• _Exercise details_:
Copy, from the entries below, each line where the word "进入房间" can be found.
** The records follows **
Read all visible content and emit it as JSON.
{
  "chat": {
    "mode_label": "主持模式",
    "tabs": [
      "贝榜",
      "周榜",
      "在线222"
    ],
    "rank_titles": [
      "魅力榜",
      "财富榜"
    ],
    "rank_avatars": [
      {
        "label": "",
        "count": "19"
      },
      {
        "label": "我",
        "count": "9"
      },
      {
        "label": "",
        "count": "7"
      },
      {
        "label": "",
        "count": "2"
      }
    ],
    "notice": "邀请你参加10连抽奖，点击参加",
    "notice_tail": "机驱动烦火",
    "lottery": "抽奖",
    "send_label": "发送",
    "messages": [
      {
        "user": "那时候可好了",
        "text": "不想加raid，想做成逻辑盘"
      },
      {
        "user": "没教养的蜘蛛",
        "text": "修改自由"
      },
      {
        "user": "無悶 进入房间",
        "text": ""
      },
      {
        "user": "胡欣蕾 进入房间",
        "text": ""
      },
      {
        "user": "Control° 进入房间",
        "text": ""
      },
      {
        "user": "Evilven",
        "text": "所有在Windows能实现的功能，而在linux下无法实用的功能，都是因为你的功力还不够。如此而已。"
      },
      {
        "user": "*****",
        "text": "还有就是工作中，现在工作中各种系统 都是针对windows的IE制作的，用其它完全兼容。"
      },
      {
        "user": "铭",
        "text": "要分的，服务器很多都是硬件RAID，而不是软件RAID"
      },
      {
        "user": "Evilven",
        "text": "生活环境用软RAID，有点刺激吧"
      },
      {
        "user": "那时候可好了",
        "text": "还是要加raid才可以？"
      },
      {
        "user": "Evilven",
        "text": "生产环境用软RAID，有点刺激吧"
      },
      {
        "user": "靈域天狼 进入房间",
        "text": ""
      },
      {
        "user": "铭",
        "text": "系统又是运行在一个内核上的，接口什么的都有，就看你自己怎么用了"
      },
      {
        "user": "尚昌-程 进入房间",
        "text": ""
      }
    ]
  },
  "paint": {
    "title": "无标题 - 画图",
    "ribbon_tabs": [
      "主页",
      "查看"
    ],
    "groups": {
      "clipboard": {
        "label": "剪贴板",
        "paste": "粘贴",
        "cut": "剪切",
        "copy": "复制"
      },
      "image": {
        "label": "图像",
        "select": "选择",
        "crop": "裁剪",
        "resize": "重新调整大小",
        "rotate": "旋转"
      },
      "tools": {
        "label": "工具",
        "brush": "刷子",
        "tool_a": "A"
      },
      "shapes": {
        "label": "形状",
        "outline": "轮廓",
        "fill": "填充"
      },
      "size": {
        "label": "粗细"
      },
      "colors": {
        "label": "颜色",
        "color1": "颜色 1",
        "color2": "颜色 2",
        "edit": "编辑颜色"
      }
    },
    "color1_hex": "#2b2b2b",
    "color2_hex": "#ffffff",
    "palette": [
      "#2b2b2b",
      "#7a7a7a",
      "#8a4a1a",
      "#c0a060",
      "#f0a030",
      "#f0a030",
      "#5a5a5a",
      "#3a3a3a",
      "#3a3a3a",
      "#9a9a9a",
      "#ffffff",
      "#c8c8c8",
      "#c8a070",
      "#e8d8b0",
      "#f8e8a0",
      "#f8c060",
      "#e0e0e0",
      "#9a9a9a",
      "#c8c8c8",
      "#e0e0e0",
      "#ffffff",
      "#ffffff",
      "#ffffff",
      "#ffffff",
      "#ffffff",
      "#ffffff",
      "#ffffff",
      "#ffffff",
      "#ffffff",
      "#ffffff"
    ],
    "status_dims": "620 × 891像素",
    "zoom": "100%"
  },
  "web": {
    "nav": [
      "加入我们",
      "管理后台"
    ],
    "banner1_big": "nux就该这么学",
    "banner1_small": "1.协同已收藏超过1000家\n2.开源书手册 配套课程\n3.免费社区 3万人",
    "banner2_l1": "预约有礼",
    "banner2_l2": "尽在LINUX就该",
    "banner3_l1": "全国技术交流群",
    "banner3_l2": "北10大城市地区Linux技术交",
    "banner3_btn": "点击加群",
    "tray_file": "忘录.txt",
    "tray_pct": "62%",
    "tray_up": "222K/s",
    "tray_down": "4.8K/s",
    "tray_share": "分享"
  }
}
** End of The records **
• _Task result_:
        "user": "無悶 进入房间",
        "user": "胡欣蕾 进入房间",
        "user": "Control° 进入房间",
        "user": "靈域天狼 进入房间",
        "user": "尚昌-程 进入房间",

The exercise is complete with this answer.